This is a picture of the Chinese Embassy in Ljubljana. It's a converted large single family home in a residential area about 10 minutes from downtown Ljubljana. It has a flag and some cool round windows, but it is remarkably low profile. I only spotted it because I sometimes bike past it when I am going to the indoor swimming pool. It's a weirdly small and out of the way little spot and I'd passed it three or four times before I figured out what it was. For comparison purposes, we live in a different residential area also about 10 minutes from downtown and the Romanian embassy is around the corner from us:
Weird, right? The Romanian embassy is maybe not quite as nice as the Chinese, but they're remarkably similar.
The US Embassy, however, is a different animal altogether. Right downtown, it is accross from the Museum of Art and the Museum of Slovenian History and a 5 minute walk from the Parliament and all of the relevant government buildings. It is the star of embassy row and is right next to the German Embassy in a beautiful old building:
Here's me and my family in front of the massive Embassy Seal after we met with the Ambassador (one of the Fulbright perks!):
America has a massive footprint in Ljubljana. Believe it or not I've heard the US Ambassador on the morning drive radio show TWICE in the three months we've been here, telling jokes in English with the Ljubljana morning zoo. He's in the newspaper all the time.
And of course almost everyone under 40 speaks excellent English and many American tv shows and movies are aired here in English with Slovenian subtitles. I see American brands and American language and American styles everywhere I go. This does not mean that America is 100% popular. To the contrary, there's a bunch of grumbling that comes with being so high profile.

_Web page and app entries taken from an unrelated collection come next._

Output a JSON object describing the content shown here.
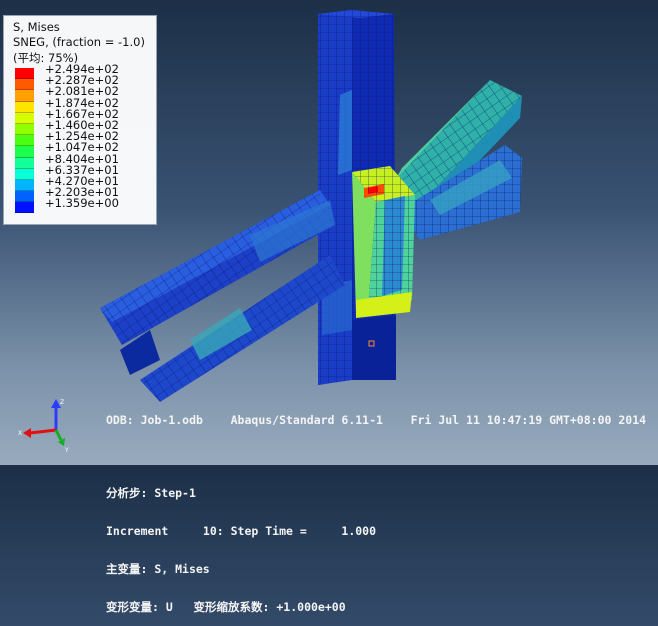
{
  "legend": {
    "title": "S, Mises",
    "subtitle": "SNEG, (fraction = -1.0)",
    "avg": "(平均: 75%)",
    "colors": [
      "#ff0000",
      "#ff5a00",
      "#ff9f00",
      "#ffe400",
      "#d6ff00",
      "#91ff00",
      "#4cff12",
      "#1cff4d",
      "#12ff99",
      "#09ffd8",
      "#00b4ff",
      "#0062ff",
      "#0010ff"
    ],
    "values": [
      "+2.494e+02",
      "+2.287e+02",
      "+2.081e+02",
      "+1.874e+02",
      "+1.667e+02",
      "+1.460e+02",
      "+1.254e+02",
      "+1.047e+02",
      "+8.404e+01",
      "+6.337e+01",
      "+4.270e+01",
      "+2.203e+01",
      "+1.359e+00"
    ]
  },
  "info": {
    "odb": "ODB: Job-1.odb    Abaqus/Standard 6.11-1    Fri Jul 11 10:47:19 GMT+08:00 2014",
    "step": "分析步: Step-1",
    "increment": "Increment     10: Step Time =     1.000",
    "primary": "主变量: S, Mises",
    "deformed": "变形变量: U   变形缩放系数: +1.000e+00"
  },
  "triad": {
    "x": "X",
    "y": "Y",
    "z": "Z"
  }
}
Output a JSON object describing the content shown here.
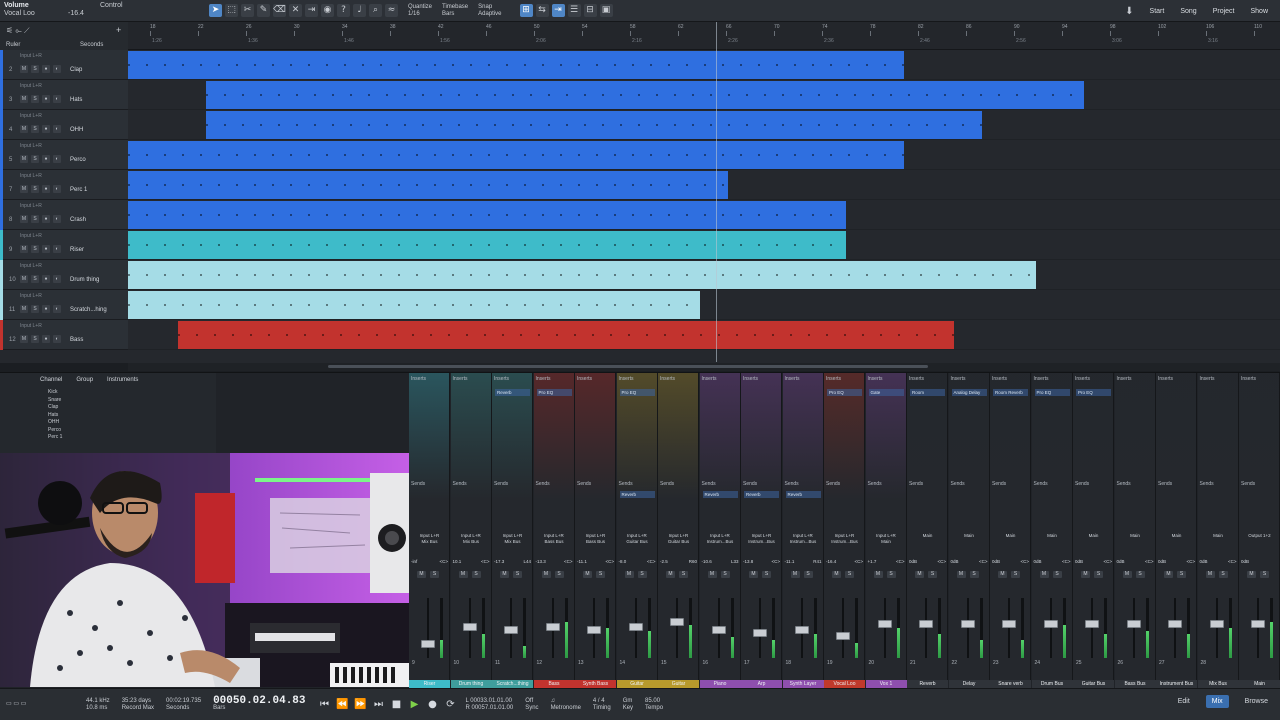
{
  "toolbar": {
    "inspector_param": "Volume",
    "inspector_track": "Vocal Loo",
    "inspector_value": "-16.4",
    "inspector_control": "Control",
    "quantize_label": "Quantize",
    "quantize_value": "1/16",
    "timebase_label": "Timebase",
    "timebase_value": "Bars",
    "snap_label": "Snap",
    "snap_value": "Adaptive",
    "start": "Start",
    "song": "Song",
    "project": "Project",
    "show": "Show"
  },
  "ruler": {
    "ruler_label": "Ruler",
    "seconds_label": "Seconds",
    "bar_ticks": [
      "18",
      "22",
      "26",
      "30",
      "34",
      "38",
      "42",
      "46",
      "50",
      "54",
      "58",
      "62",
      "66",
      "70",
      "74",
      "78",
      "82",
      "86",
      "90",
      "94",
      "98",
      "102",
      "106",
      "110"
    ],
    "time_ticks": [
      "1:26",
      "1:36",
      "1:46",
      "1:56",
      "2:06",
      "2:16",
      "2:26",
      "2:36",
      "2:46",
      "2:56",
      "3:06",
      "3:16"
    ]
  },
  "tracks": [
    {
      "num": "2",
      "name": "Clap",
      "input": "Input L+R",
      "color": "#2f6fe0"
    },
    {
      "num": "3",
      "name": "Hats",
      "input": "Input L+R",
      "color": "#2f6fe0"
    },
    {
      "num": "4",
      "name": "OHH",
      "input": "Input L+R",
      "color": "#2f6fe0"
    },
    {
      "num": "5",
      "name": "Perco",
      "input": "Input L+R",
      "color": "#2f6fe0"
    },
    {
      "num": "7",
      "name": "Perc 1",
      "input": "Input L+R",
      "color": "#2f6fe0"
    },
    {
      "num": "8",
      "name": "Crash",
      "input": "Input L+R",
      "color": "#2f6fe0"
    },
    {
      "num": "9",
      "name": "Riser",
      "input": "Input L+R",
      "color": "#3ebbc9"
    },
    {
      "num": "10",
      "name": "Drum thing",
      "input": "Input L+R",
      "color": "#a5dce6"
    },
    {
      "num": "11",
      "name": "Scratch...hing",
      "input": "Input L+R",
      "color": "#a5dce6"
    },
    {
      "num": "12",
      "name": "Bass",
      "input": "Input L+R",
      "color": "#c2332e"
    }
  ],
  "mixer": {
    "tabs": [
      "Channel",
      "Group",
      "Instruments"
    ],
    "list": [
      "Kick",
      "Snare",
      "Clap",
      "Hats",
      "OHH",
      "Perco",
      "Perc 1"
    ],
    "inserts_label": "Inserts",
    "sends_label": "Sends",
    "strips": [
      {
        "num": "9",
        "name": "Riser",
        "io": "Input L+R",
        "bus": "Mix Bus",
        "vol": "-inf",
        "pan": "<C>",
        "color": "#3ebbc9",
        "insert": "",
        "send": "",
        "level": 0.25,
        "meter": 0.3
      },
      {
        "num": "10",
        "name": "Drum thing",
        "io": "Input L+R",
        "bus": "Mix Bus",
        "vol": "10.1",
        "pan": "<C>",
        "color": "#3f9e9d",
        "insert": "",
        "send": "",
        "level": 0.55,
        "meter": 0.4
      },
      {
        "num": "11",
        "name": "Scratch...thing",
        "io": "Input L+R",
        "bus": "Mix Bus",
        "vol": "-17.3",
        "pan": "L44",
        "color": "#3f9e9d",
        "insert": "Reverb",
        "send": "",
        "level": 0.5,
        "meter": 0.2
      },
      {
        "num": "12",
        "name": "Bass",
        "io": "Input L+R",
        "bus": "Bass Bus",
        "vol": "-13.3",
        "pan": "<C>",
        "color": "#c2332e",
        "insert": "Pro EQ",
        "send": "",
        "level": 0.55,
        "meter": 0.6
      },
      {
        "num": "13",
        "name": "Synth Bass",
        "io": "Input L+R",
        "bus": "Bass Bus",
        "vol": "-11.1",
        "pan": "<C>",
        "color": "#c2332e",
        "insert": "",
        "send": "",
        "level": 0.5,
        "meter": 0.5
      },
      {
        "num": "14",
        "name": "Guitar",
        "io": "Input L+R",
        "bus": "Guitar Bus",
        "vol": "-8.0",
        "pan": "<C>",
        "color": "#b89a2c",
        "insert": "Pro EQ",
        "send": "Reverb",
        "level": 0.55,
        "meter": 0.45
      },
      {
        "num": "15",
        "name": "Guitar",
        "io": "Input L+R",
        "bus": "Guitar Bus",
        "vol": "-2.5",
        "pan": "R60",
        "color": "#b89a2c",
        "insert": "",
        "send": "",
        "level": 0.65,
        "meter": 0.55
      },
      {
        "num": "16",
        "name": "Piano",
        "io": "Input L+R",
        "bus": "Instrum...Bus",
        "vol": "-10.6",
        "pan": "L33",
        "color": "#8e4fae",
        "insert": "",
        "send": "Reverb",
        "level": 0.5,
        "meter": 0.35
      },
      {
        "num": "17",
        "name": "Arp",
        "io": "Input L+R",
        "bus": "Instrum...Bus",
        "vol": "-13.8",
        "pan": "<C>",
        "color": "#8e4fae",
        "insert": "",
        "send": "Reverb",
        "level": 0.45,
        "meter": 0.3
      },
      {
        "num": "18",
        "name": "Synth Layer",
        "io": "Input L+R",
        "bus": "Instrum...Bus",
        "vol": "-11.1",
        "pan": "R41",
        "color": "#8e4fae",
        "insert": "",
        "send": "Reverb",
        "level": 0.5,
        "meter": 0.4
      },
      {
        "num": "19",
        "name": "Vocal Loo",
        "io": "Input L+R",
        "bus": "Instrum...Bus",
        "vol": "-16.4",
        "pan": "<C>",
        "color": "#c0392b",
        "insert": "Pro EQ",
        "send": "",
        "level": 0.4,
        "meter": 0.25
      },
      {
        "num": "20",
        "name": "Vox 1",
        "io": "Input L+R",
        "bus": "Main",
        "vol": "+1.7",
        "pan": "<C>",
        "color": "#8e4fae",
        "insert": "Gate",
        "send": "",
        "level": 0.6,
        "meter": 0.5
      },
      {
        "num": "21",
        "name": "Reverb",
        "io": "",
        "bus": "Main",
        "vol": "0dB",
        "pan": "<C>",
        "color": "#2c3036",
        "insert": "Room",
        "send": "",
        "level": 0.6,
        "meter": 0.4
      },
      {
        "num": "22",
        "name": "Delay",
        "io": "",
        "bus": "Main",
        "vol": "0dB",
        "pan": "<C>",
        "color": "#2c3036",
        "insert": "Analog Delay",
        "send": "",
        "level": 0.6,
        "meter": 0.3
      },
      {
        "num": "23",
        "name": "Snare verb",
        "io": "",
        "bus": "Main",
        "vol": "0dB",
        "pan": "<C>",
        "color": "#2c3036",
        "insert": "Room Reverb",
        "send": "",
        "level": 0.6,
        "meter": 0.3
      },
      {
        "num": "24",
        "name": "Drum Bus",
        "io": "",
        "bus": "Main",
        "vol": "0dB",
        "pan": "<C>",
        "color": "#2c3036",
        "insert": "Pro EQ",
        "send": "",
        "level": 0.6,
        "meter": 0.55
      },
      {
        "num": "25",
        "name": "Guitar Bus",
        "io": "",
        "bus": "Main",
        "vol": "0dB",
        "pan": "<C>",
        "color": "#2c3036",
        "insert": "Pro EQ",
        "send": "",
        "level": 0.6,
        "meter": 0.4
      },
      {
        "num": "26",
        "name": "Bass Bus",
        "io": "",
        "bus": "Main",
        "vol": "0dB",
        "pan": "<C>",
        "color": "#2c3036",
        "insert": "",
        "send": "",
        "level": 0.6,
        "meter": 0.45
      },
      {
        "num": "27",
        "name": "Instrument Bus",
        "io": "",
        "bus": "Main",
        "vol": "0dB",
        "pan": "<C>",
        "color": "#2c3036",
        "insert": "",
        "send": "",
        "level": 0.6,
        "meter": 0.4
      },
      {
        "num": "28",
        "name": "Mix Bus",
        "io": "",
        "bus": "Main",
        "vol": "0dB",
        "pan": "<C>",
        "color": "#2c3036",
        "insert": "",
        "send": "",
        "level": 0.6,
        "meter": 0.5
      },
      {
        "num": "",
        "name": "Main",
        "io": "Output 1+2",
        "bus": "",
        "vol": "0dB",
        "pan": "",
        "color": "#2c3036",
        "insert": "",
        "send": "",
        "level": 0.6,
        "meter": 0.6
      }
    ]
  },
  "transport": {
    "sample_rate": "44.1 kHz",
    "latency": "10.8 ms",
    "record_days": "35:23 days",
    "record_max": "Record Max",
    "time_seconds": "00:02:19.735",
    "seconds_label": "Seconds",
    "position": "00050.02.04.83",
    "bars_label": "Bars",
    "loop_start": "L 00033.01.01.00",
    "loop_end": "R 00057.01.01.00",
    "sync": "Off",
    "sync_label": "Sync",
    "metronome_label": "Metronome",
    "signature": "4 / 4",
    "timing_label": "Timing",
    "key": "Gm",
    "key_label": "Key",
    "tempo": "85.00",
    "tempo_label": "Tempo",
    "edit": "Edit",
    "mix": "Mix",
    "browse": "Browse"
  }
}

But it is super weird for me that China is comparatively so low profile. In America we are continuously interested in, and worried about, China and its meteoric rise. It's almost like Russia and Japan from the 1980s rolled up into one, with better food (at least better than Russia). I guess Slovenia is a small country without a lot of useful natural resources, so why would China care. But still, being here is a reminder that China has a ways to go if it wants to be a global superpower.

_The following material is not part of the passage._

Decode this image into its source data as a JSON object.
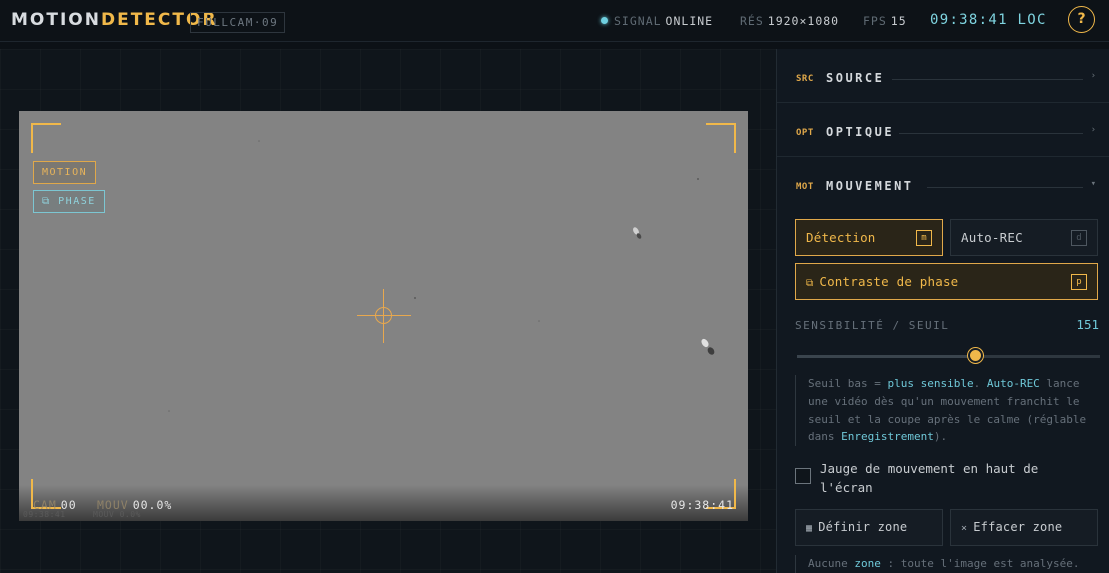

It is also a reminder that the EU is a much more protected market than the U.S. I've heard a bunch of complaining here about cheaper labor in Croatia or the Czech Republic or Estonia, but almost nothing about Chinese labor costs, which I feel confident are waaayyyy lower than any country inside the EU. Maybe there are strengths to having that kind of protected market, although Slovenia and the EU are pretty clearly in the economic doldrums right now, so it's not the best time to make that argument. To the contrary, the idea that the biggest threat to middle class workers in state owned industries in Slovenia is Croatia (or any other country in the EU) is a deep misunderstanding of international labor economics. But that is a post for another day.